Lake Taupō currently has an ongoing earthquake swarm within the volcano's caldera. This morning at 9:22am a M3.3 earthquake was the 100th earthquake in the sequence over the last month in the area. The current activity is in the same location at the 2019 swarm that was found to be linked to new magma being fed into a molten reservoir, triggering the 2019 earthquake sequence.

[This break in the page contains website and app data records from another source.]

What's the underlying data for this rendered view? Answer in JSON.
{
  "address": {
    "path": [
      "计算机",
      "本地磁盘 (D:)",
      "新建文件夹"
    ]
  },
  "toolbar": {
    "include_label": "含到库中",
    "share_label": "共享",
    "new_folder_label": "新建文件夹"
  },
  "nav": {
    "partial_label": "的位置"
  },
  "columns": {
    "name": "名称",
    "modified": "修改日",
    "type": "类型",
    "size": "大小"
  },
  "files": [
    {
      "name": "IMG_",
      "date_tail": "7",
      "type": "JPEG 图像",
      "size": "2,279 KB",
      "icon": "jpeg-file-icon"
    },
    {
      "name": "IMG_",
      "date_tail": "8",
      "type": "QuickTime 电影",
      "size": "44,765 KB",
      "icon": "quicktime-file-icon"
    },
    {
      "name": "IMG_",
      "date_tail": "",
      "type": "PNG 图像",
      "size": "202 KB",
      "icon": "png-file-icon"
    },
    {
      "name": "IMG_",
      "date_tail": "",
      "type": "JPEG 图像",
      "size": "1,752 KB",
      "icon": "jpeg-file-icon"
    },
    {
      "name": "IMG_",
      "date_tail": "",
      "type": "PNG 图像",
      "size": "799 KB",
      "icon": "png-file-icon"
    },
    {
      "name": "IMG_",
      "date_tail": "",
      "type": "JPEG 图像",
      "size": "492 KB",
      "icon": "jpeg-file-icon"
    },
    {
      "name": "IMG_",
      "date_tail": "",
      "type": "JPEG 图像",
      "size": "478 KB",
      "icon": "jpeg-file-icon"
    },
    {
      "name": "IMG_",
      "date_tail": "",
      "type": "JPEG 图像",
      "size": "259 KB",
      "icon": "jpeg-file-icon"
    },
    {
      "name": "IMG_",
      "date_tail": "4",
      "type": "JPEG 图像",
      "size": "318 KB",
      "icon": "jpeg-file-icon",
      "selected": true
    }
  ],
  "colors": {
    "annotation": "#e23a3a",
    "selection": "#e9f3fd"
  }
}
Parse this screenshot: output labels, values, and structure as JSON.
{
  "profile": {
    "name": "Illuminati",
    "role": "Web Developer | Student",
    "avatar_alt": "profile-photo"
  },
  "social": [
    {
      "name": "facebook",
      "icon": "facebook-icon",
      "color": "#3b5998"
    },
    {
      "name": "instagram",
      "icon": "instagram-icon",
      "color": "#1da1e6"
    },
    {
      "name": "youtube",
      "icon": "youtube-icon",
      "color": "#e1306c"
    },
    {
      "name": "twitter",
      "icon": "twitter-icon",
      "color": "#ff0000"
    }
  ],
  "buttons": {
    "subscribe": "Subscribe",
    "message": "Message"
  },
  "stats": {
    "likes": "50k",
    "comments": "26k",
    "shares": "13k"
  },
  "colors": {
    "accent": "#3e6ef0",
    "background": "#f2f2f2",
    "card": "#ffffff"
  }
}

Over the last 140 years, there has been 17 episodes of recorded unrest around the volcano caldera, an average of every 9 years. The most intense episode of unrest occurred in 1922, when earthquakes continued for 10 months, some being damaging for the town. Other notable periods of unrest were 1897, 1964-65 and 1983-84. Longer term, the Taupō super volcano has a long history of eruptions stretching back 300,000 years with 26 eruptions during this period. The last eruption around 1,800 years ago is recognised as the largest eruption on earth over the last 5,000 years, which covered all of NZ with at least 1cm of ash. GeoNet monitors the area 24/7 with 7 seismographs, 6 GPS stations.